## Work to complete
Your answer must consist of every line from the data below that includes the word "Tiket".

Top of Supplied information

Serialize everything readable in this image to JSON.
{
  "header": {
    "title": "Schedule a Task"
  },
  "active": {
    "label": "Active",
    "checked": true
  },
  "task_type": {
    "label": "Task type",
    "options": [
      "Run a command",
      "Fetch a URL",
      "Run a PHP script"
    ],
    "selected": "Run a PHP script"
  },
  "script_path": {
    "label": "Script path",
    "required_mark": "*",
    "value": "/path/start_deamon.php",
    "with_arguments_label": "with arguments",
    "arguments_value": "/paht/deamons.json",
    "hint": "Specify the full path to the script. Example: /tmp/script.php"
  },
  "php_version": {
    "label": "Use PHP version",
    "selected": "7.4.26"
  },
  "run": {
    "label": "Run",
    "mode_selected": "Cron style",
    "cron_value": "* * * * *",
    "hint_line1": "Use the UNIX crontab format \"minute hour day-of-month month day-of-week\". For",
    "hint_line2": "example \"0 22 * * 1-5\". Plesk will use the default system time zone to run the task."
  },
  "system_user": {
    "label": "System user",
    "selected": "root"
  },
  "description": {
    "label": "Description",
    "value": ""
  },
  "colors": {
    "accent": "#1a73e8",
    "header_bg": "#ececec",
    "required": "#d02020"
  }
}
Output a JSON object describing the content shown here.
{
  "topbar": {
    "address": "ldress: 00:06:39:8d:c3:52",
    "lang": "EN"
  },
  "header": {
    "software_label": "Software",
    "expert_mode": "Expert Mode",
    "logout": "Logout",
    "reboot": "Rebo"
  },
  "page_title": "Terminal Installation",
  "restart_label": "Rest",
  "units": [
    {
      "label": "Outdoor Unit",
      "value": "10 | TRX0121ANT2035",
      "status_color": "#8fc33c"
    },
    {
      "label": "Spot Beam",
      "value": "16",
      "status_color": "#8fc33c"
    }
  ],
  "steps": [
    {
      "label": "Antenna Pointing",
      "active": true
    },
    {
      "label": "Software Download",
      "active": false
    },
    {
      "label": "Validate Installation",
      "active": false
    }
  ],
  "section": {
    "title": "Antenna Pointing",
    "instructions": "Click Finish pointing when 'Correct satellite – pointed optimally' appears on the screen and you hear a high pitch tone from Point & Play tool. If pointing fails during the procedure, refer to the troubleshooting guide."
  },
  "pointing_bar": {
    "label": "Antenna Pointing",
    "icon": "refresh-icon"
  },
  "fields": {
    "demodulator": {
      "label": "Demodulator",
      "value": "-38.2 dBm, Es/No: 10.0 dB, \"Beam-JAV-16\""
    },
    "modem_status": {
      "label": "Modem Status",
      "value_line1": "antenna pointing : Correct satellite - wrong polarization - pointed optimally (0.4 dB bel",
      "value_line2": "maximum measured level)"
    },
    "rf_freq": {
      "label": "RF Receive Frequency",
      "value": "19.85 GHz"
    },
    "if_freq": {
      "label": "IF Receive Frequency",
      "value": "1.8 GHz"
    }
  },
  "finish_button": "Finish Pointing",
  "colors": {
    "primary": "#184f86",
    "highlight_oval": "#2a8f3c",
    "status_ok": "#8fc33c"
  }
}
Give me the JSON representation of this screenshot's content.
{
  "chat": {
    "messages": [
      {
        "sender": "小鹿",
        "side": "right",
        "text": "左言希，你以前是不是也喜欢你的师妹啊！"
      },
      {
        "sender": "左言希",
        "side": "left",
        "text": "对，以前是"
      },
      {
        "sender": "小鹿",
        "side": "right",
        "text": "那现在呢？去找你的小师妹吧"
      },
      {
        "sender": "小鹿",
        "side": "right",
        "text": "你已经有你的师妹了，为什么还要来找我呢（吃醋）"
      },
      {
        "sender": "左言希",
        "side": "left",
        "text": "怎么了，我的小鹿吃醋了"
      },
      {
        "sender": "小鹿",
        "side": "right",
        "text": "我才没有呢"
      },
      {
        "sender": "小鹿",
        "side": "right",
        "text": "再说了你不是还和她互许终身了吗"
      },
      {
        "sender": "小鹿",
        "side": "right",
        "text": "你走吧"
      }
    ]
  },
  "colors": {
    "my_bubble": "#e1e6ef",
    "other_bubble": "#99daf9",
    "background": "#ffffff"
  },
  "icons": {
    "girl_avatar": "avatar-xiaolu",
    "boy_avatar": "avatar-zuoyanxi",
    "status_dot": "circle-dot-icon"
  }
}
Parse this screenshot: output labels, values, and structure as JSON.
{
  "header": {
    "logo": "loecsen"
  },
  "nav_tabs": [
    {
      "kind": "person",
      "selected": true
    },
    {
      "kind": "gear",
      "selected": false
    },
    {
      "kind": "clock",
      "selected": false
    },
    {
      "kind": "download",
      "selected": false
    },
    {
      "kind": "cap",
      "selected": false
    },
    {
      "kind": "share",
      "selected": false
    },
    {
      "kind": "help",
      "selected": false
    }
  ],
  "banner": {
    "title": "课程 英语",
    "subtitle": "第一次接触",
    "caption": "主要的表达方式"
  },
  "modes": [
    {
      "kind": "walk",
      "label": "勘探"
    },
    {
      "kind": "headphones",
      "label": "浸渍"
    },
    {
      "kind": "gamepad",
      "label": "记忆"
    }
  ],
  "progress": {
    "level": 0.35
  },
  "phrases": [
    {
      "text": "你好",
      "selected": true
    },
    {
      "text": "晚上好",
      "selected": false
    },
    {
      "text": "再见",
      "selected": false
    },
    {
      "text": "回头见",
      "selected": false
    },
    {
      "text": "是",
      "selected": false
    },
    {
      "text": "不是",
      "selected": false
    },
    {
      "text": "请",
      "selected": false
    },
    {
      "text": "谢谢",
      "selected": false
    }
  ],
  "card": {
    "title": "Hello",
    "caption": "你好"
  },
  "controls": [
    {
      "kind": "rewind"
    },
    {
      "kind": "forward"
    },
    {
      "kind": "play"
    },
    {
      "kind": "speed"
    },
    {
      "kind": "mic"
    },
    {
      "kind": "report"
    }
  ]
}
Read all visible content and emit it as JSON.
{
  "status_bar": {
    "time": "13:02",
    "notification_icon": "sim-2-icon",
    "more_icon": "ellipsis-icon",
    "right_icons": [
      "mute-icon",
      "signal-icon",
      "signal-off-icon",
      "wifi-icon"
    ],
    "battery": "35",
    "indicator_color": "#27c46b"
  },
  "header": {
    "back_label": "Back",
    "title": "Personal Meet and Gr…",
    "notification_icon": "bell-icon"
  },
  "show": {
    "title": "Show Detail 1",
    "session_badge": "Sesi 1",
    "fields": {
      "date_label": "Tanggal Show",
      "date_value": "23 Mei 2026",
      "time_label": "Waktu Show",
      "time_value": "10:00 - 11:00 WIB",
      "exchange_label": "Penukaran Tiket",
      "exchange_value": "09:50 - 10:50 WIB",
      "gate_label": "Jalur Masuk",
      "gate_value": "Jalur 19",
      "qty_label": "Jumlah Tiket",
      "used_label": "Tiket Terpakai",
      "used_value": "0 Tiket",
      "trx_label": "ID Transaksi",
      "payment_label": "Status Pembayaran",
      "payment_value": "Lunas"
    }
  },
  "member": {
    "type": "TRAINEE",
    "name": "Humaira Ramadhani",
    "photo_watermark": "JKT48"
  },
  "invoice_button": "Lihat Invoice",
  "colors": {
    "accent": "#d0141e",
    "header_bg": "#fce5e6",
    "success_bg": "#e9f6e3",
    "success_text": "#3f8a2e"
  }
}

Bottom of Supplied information

## Solution
      "exchange_label": "Penukaran Tiket",
      "qty_label": "Jumlah Tiket",
      "used_label": "Tiket Terpakai",
      "used_value": "0 Tiket",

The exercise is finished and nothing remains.